Component data from apps and pages:
+++++

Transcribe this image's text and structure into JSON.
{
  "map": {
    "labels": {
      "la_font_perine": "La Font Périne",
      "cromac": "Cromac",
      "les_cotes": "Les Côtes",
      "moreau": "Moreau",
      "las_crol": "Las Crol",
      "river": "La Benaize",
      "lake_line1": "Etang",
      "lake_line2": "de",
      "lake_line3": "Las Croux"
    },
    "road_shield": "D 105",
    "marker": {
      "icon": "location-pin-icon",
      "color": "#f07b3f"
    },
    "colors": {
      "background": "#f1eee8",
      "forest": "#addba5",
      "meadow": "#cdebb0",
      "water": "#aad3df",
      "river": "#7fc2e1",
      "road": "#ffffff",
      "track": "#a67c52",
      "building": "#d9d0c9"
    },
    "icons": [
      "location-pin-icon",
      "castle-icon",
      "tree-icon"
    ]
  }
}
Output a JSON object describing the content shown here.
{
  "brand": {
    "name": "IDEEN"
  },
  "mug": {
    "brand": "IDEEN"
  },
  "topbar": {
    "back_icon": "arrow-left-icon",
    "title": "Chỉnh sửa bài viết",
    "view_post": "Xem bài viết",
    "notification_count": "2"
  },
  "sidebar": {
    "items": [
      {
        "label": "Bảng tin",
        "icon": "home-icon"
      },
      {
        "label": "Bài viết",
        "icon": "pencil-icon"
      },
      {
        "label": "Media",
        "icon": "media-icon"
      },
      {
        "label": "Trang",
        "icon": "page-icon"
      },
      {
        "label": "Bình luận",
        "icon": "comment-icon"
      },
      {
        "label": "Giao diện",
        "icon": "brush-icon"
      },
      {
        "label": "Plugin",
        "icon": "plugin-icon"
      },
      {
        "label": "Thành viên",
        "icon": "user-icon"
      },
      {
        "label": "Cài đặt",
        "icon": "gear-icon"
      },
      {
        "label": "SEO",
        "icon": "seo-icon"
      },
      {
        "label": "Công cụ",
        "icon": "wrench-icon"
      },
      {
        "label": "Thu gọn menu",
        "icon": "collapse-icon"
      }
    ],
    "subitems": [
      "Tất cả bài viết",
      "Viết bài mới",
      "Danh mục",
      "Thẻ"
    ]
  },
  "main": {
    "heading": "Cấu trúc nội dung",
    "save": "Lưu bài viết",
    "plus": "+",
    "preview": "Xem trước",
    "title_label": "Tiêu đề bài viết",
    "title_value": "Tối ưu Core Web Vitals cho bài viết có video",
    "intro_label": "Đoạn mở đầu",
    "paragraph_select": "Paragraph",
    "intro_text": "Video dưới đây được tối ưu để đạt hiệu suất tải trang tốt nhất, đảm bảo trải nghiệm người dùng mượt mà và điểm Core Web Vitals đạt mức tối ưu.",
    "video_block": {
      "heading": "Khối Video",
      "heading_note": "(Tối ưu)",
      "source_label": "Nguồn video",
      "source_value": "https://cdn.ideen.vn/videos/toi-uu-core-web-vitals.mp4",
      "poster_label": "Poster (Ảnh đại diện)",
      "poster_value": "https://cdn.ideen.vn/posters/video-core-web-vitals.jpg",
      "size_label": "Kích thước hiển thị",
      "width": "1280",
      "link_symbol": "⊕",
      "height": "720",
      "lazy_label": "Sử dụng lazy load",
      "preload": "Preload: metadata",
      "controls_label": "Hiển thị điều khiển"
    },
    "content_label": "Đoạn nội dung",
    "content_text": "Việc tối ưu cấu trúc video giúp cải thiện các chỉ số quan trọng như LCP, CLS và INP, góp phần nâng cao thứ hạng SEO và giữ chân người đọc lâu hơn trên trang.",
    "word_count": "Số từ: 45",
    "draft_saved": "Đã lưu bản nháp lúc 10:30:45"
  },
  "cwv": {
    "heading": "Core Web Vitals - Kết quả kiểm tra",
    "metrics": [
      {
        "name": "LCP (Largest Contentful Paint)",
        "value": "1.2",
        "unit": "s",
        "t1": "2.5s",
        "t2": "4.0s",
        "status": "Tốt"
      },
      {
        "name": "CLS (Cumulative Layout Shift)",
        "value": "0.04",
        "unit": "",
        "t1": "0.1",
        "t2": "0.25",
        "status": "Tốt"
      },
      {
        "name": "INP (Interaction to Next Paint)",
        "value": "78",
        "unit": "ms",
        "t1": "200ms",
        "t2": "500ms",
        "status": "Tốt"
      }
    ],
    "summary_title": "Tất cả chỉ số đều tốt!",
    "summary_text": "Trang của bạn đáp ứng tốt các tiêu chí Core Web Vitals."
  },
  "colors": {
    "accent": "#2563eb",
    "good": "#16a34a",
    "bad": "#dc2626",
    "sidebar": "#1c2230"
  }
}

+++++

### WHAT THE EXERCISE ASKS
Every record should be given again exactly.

### ANSWER TO THE PROBLEM
Transcribe this image's text and structure into JSON.
{
  "map": {
    "labels": {
      "la_font_perine": "La Font Périne",
      "cromac": "Cromac",
      "les_cotes": "Les Côtes",
      "moreau": "Moreau",
      "las_crol": "Las Crol",
      "river": "La Benaize",
      "lake_line1": "Etang",
      "lake_line2": "de",
      "lake_line3": "Las Croux"
    },
    "road_shield": "D 105",
    "marker": {
      "icon": "location-pin-icon",
      "color": "#f07b3f"
    },
    "colors": {
      "background": "#f1eee8",
      "forest": "#addba5",
      "meadow": "#cdebb0",
      "water": "#aad3df",
      "river": "#7fc2e1",
      "road": "#ffffff",
      "track": "#a67c52",
      "building": "#d9d0c9"
    },
    "icons": [
      "location-pin-icon",
      "castle-icon",
      "tree-icon"
    ]
  }
}
Output a JSON object describing the content shown here.
{
  "brand": {
    "name": "IDEEN"
  },
  "mug": {
    "brand": "IDEEN"
  },
  "topbar": {
    "back_icon": "arrow-left-icon",
    "title": "Chỉnh sửa bài viết",
    "view_post": "Xem bài viết",
    "notification_count": "2"
  },
  "sidebar": {
    "items": [
      {
        "label": "Bảng tin",
        "icon": "home-icon"
      },
      {
        "label": "Bài viết",
        "icon": "pencil-icon"
      },
      {
        "label": "Media",
        "icon": "media-icon"
      },
      {
        "label": "Trang",
        "icon": "page-icon"
      },
      {
        "label": "Bình luận",
        "icon": "comment-icon"
      },
      {
        "label": "Giao diện",
        "icon": "brush-icon"
      },
      {
        "label": "Plugin",
        "icon": "plugin-icon"
      },
      {
        "label": "Thành viên",
        "icon": "user-icon"
      },
      {
        "label": "Cài đặt",
        "icon": "gear-icon"
      },
      {
        "label": "SEO",
        "icon": "seo-icon"
      },
      {
        "label": "Công cụ",
        "icon": "wrench-icon"
      },
      {
        "label": "Thu gọn menu",
        "icon": "collapse-icon"
      }
    ],
    "subitems": [
      "Tất cả bài viết",
      "Viết bài mới",
      "Danh mục",
      "Thẻ"
    ]
  },
  "main": {
    "heading": "Cấu trúc nội dung",
    "save": "Lưu bài viết",
    "plus": "+",
    "preview": "Xem trước",
    "title_label": "Tiêu đề bài viết",
    "title_value": "Tối ưu Core Web Vitals cho bài viết có video",
    "intro_label": "Đoạn mở đầu",
    "paragraph_select": "Paragraph",
    "intro_text": "Video dưới đây được tối ưu để đạt hiệu suất tải trang tốt nhất, đảm bảo trải nghiệm người dùng mượt mà và điểm Core Web Vitals đạt mức tối ưu.",
    "video_block": {
      "heading": "Khối Video",
      "heading_note": "(Tối ưu)",
      "source_label": "Nguồn video",
      "source_value": "https://cdn.ideen.vn/videos/toi-uu-core-web-vitals.mp4",
      "poster_label": "Poster (Ảnh đại diện)",
      "poster_value": "https://cdn.ideen.vn/posters/video-core-web-vitals.jpg",
      "size_label": "Kích thước hiển thị",
      "width": "1280",
      "link_symbol": "⊕",
      "height": "720",
      "lazy_label": "Sử dụng lazy load",
      "preload": "Preload: metadata",
      "controls_label": "Hiển thị điều khiển"
    },
    "content_label": "Đoạn nội dung",
    "content_text": "Việc tối ưu cấu trúc video giúp cải thiện các chỉ số quan trọng như LCP, CLS và INP, góp phần nâng cao thứ hạng SEO và giữ chân người đọc lâu hơn trên trang.",
    "word_count": "Số từ: 45",
    "draft_saved": "Đã lưu bản nháp lúc 10:30:45"
  },
  "cwv": {
    "heading": "Core Web Vitals - Kết quả kiểm tra",
    "metrics": [
      {
        "name": "LCP (Largest Contentful Paint)",
        "value": "1.2",
        "unit": "s",
        "t1": "2.5s",
        "t2": "4.0s",
        "status": "Tốt"
      },
      {
        "name": "CLS (Cumulative Layout Shift)",
        "value": "0.04",
        "unit": "",
        "t1": "0.1",
        "t2": "0.25",
        "status": "Tốt"
      },
      {
        "name": "INP (Interaction to Next Paint)",
        "value": "78",
        "unit": "ms",
        "t1": "200ms",
        "t2": "500ms",
        "status": "Tốt"
      }
    ],
    "summary_title": "Tất cả chỉ số đều tốt!",
    "summary_text": "Trang của bạn đáp ứng tốt các tiêu chí Core Web Vitals."
  },
  "colors": {
    "accent": "#2563eb",
    "good": "#16a34a",
    "bad": "#dc2626",
    "sidebar": "#1c2230"
  }
}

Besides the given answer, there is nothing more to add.